Gallup, meet Google.
The web giant has launched a hub for the 2012 election that tracks the popularity of presidential candidates using search trends, mentions in Google News and YouTube views, rather than more traditional polling data.
Google's new politics site, available at Google.com/elections, marks the company's latest effort to move beyond indexing information and to develop its own content in a bid to capture more users and more of their time. The project follows in the footsteps of other initiatives such as YouTube's alleged $100 million investment in original web-based programming, and Google's purchase of Zagat and expansion of its Google Maps business listings, which have been aimed at growing Google into a content provider, not just a search engine.

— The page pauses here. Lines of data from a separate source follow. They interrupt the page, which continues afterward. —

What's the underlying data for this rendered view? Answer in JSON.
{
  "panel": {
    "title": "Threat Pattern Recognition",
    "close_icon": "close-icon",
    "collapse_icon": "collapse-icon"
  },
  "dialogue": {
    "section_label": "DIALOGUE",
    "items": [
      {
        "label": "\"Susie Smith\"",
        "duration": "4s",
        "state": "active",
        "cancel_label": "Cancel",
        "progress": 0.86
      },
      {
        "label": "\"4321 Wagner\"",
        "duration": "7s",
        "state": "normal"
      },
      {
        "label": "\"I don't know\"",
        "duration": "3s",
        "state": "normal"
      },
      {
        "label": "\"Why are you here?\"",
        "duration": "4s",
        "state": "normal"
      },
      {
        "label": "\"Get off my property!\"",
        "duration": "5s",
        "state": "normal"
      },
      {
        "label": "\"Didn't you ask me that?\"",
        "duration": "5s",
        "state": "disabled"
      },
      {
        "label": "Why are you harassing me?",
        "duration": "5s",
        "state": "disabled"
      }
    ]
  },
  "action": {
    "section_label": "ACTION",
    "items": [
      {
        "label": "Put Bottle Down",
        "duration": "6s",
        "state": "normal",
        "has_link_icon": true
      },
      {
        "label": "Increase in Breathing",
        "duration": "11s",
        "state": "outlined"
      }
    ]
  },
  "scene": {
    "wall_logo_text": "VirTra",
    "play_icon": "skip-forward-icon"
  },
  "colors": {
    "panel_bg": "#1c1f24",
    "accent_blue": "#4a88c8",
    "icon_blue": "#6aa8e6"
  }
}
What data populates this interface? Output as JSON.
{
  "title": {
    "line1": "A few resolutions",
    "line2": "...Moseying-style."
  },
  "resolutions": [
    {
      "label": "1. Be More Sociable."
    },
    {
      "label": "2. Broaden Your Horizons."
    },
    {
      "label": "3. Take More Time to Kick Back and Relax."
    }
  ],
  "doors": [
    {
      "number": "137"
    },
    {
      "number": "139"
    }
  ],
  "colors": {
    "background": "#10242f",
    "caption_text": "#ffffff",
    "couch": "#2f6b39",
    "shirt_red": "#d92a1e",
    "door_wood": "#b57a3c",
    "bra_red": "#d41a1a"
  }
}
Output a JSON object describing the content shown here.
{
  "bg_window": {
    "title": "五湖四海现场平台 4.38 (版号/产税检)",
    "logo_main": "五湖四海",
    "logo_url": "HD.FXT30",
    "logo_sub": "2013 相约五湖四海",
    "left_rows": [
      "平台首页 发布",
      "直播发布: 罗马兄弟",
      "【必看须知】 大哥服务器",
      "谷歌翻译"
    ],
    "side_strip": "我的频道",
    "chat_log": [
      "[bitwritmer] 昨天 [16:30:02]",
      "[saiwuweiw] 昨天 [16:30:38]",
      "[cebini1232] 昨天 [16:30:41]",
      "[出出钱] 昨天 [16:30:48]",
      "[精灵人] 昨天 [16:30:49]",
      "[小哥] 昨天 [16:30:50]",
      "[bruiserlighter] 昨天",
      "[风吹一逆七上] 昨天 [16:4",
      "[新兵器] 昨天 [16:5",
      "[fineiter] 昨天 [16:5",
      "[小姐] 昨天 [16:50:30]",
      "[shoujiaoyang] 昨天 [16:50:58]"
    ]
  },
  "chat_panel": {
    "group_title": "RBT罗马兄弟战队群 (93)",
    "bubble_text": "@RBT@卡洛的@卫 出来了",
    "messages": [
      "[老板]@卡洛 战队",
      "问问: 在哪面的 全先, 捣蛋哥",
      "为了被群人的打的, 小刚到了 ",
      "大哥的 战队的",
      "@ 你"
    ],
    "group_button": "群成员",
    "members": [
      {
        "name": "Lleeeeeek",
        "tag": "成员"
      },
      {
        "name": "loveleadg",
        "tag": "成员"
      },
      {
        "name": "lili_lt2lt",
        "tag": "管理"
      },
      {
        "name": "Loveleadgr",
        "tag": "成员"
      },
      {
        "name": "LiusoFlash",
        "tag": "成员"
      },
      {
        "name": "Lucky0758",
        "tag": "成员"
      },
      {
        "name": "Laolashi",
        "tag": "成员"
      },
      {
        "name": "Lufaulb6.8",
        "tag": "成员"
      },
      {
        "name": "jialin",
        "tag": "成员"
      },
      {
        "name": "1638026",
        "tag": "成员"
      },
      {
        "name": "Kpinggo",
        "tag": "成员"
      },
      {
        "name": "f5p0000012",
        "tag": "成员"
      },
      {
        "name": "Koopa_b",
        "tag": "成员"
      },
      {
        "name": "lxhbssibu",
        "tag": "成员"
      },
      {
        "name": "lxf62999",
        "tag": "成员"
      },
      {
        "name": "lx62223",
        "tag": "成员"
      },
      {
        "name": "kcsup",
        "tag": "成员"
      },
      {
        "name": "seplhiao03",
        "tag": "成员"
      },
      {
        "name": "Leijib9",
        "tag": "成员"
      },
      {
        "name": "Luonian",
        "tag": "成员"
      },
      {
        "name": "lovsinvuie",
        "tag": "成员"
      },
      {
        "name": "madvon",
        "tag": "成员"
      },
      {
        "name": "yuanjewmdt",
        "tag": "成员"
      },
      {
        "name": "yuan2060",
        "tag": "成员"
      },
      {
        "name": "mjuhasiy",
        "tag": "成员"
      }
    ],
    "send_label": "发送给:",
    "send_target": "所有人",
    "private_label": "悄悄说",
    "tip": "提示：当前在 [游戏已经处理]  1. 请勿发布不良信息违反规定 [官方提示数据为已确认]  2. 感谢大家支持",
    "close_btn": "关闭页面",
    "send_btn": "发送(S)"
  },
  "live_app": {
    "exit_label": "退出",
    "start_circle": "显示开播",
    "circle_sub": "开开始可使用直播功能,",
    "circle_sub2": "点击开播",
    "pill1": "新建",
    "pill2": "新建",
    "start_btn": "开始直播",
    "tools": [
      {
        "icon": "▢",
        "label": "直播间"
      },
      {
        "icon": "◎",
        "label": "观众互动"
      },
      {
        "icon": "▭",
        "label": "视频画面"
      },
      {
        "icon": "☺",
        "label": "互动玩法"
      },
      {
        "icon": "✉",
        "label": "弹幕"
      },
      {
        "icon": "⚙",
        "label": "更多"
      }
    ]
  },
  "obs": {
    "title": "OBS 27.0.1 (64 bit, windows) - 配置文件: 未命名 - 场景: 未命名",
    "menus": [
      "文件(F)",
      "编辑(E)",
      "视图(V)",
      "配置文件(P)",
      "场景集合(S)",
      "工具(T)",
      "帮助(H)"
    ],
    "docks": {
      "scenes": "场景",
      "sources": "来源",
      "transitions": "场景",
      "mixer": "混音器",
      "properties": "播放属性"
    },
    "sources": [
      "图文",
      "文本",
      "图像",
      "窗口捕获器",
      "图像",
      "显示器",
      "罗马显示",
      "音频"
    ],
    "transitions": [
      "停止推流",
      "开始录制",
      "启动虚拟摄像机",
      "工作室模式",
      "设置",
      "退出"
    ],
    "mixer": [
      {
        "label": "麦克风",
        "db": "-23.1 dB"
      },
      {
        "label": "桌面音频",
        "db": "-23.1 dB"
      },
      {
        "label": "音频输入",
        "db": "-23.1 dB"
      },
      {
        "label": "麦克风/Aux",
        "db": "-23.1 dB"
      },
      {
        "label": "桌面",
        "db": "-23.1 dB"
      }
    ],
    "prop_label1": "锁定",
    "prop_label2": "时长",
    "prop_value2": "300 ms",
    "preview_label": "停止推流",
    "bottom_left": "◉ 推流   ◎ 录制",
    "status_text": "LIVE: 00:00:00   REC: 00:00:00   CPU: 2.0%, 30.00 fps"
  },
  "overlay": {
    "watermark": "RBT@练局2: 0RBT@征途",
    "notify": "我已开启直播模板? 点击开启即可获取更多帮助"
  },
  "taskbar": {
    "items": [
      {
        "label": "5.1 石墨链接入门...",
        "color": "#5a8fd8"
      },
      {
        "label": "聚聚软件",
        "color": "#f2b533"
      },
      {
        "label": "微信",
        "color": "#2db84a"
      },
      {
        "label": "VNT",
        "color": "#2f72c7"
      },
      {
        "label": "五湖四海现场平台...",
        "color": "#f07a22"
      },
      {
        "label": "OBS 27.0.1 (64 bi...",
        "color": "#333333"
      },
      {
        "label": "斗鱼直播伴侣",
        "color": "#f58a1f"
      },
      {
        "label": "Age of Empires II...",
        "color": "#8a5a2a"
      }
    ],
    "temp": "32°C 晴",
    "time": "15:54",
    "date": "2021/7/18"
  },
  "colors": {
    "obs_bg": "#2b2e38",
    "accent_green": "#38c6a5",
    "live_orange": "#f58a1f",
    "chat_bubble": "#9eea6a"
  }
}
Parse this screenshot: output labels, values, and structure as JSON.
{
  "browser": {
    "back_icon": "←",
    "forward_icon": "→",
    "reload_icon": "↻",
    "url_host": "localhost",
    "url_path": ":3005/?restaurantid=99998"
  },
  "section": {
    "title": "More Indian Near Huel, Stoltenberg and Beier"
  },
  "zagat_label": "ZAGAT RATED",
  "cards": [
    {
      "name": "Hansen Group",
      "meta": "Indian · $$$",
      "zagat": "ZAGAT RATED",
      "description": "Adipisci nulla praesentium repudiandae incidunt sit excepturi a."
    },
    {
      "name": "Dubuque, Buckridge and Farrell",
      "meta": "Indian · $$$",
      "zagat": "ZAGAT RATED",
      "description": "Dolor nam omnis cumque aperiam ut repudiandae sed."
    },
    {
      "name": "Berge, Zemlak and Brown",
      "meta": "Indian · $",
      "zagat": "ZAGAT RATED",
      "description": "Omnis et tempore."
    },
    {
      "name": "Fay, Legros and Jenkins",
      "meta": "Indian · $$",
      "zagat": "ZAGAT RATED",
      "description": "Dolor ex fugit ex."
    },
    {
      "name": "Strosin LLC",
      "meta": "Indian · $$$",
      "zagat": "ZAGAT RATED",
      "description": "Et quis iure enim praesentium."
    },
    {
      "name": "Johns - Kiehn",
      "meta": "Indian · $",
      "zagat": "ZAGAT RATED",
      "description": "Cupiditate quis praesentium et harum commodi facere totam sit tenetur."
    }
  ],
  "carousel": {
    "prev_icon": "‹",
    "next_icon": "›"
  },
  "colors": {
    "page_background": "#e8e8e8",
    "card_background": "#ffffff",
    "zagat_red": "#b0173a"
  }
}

The most compelling feature of Google's Election 2012 site is a "Trends" tool that compares how interest in each candidate, as measured by search volume, video views, and news mentions, has changed over time. The side-by-side view of each candidates' popularity can also be sorted by state, or by day, week, or month.
In addition, Google has created an interactive "On the Ground" tool that maps articles and videos according to the city or county where they originated. Iowa is currently the only state for which the information is available. Users can also see Google News results for each of the candidates, or track the latest coverage of key campaign issues such as healthcare, unemployment, and national security.
Google wrote in a blog post that its 2012 hub is targeted at "voters, journalists and campaigns," adding that "[c]ampaign staffers, advocates and even you can utilize our tools and features to reach, engage and inspire voters."
As the Iowa caucuses draw closer, other companies have also debuted online features that harness social media statistics to track each candidates' success.
The Washington Post launched the Mention Machine, which tallies how many times a candidate has been mentioned on Twitter or in the news in the past week. Ron Paul leads with the most Twitter mentions -- 266,426 to be precise, far ahead of President Obama, who is in second place with 86,900 Twitter mentions -- while Obama has garnered the most mentions in the news. The Washington Post will feature data from the Mention Machine alongside stories about the 2012 election, and reporters will "editorialize the data to provide even more context behind the tool," the Washington Post said in a press release.
SocialBakers, a research company tracking social media statistics, has debuted a series of infographics showcasing Facebook data that measures "engagement and changes in online candidate popularity." According to SocialBakers' analysis, Mitt Romney has more Facebook fans than any of the other Republican presidential candidates, with Ron Paul, followed by Michele Bachmann, in second place.